There has been talk that some cases of Shaken Baby Syndrome have been misdiagnosed and that there may be innocent people behind bars. There are those that say too many of the abusers only receive slaps on the wrists. As it is now, many perpetrators end up pleaded down so that they do not have a child abuse criminal record. They plead guilty to assault not child endangerment. The criminal justice system isn’t always fair, like the crime itself. The question becomes then, should the punishment match the crime? If the child is faced with a lifetime of injuries should the punishment be more than a mere four years?

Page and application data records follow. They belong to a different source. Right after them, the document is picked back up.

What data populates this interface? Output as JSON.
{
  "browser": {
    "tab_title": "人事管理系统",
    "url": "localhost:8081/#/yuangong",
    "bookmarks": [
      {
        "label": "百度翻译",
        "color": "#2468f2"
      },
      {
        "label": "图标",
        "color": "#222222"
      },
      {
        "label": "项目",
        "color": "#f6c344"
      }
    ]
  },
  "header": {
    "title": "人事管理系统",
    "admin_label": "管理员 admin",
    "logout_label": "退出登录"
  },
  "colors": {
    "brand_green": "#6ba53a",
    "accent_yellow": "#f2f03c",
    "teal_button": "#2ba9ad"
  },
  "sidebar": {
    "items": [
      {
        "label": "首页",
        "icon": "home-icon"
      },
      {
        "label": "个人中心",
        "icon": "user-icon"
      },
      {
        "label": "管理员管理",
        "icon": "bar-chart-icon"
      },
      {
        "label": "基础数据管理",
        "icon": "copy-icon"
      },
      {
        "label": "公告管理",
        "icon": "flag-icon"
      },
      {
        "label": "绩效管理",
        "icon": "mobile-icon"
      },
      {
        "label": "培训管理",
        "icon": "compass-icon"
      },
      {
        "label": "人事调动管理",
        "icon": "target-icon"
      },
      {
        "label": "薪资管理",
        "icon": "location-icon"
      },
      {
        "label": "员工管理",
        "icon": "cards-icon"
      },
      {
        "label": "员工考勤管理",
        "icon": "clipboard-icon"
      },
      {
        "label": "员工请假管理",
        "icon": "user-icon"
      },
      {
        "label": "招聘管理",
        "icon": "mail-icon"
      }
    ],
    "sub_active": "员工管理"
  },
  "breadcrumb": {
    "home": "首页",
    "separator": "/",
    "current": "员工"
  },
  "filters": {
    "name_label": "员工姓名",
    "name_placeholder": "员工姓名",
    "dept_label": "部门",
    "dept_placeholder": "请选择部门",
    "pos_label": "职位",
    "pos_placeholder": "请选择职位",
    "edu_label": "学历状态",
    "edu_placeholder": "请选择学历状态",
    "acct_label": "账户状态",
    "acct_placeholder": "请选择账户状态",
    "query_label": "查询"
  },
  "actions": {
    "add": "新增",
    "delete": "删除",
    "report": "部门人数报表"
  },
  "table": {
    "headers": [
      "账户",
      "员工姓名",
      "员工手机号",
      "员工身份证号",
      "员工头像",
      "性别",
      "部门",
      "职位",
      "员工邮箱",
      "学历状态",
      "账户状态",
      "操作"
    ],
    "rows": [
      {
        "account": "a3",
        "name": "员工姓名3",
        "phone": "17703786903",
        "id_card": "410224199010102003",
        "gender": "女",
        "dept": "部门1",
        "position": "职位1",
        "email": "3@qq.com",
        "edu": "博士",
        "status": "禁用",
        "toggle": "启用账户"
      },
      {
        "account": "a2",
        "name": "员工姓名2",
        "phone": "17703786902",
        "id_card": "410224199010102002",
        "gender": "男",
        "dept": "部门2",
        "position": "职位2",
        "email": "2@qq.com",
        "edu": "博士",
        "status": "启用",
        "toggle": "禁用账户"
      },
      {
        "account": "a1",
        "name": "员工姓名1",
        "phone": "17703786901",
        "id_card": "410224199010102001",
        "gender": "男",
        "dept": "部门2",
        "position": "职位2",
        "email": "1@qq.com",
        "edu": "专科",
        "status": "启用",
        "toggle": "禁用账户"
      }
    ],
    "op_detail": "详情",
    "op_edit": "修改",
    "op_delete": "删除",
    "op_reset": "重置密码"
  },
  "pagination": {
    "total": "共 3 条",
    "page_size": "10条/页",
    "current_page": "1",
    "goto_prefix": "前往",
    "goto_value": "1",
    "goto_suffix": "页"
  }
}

The one thing that can be agreed on is that more it doesn’t matter your race, class, employment status or age, there is unimaginable consequences for your actions when you shake a child. Having a baby isn’t all giggles and fun. There are days that that beautiful creature you created will break you down but before you get to that point, before you do the unthinkable, ask for help. Lay the baby down in their crib and breathe deep breaths. Gently rock your baby, play soft music, sing, or hum to your baby. Take the baby out for a walk in their stroller. The CDC explains that no matter what, Don’t Shake a Baby, Ever.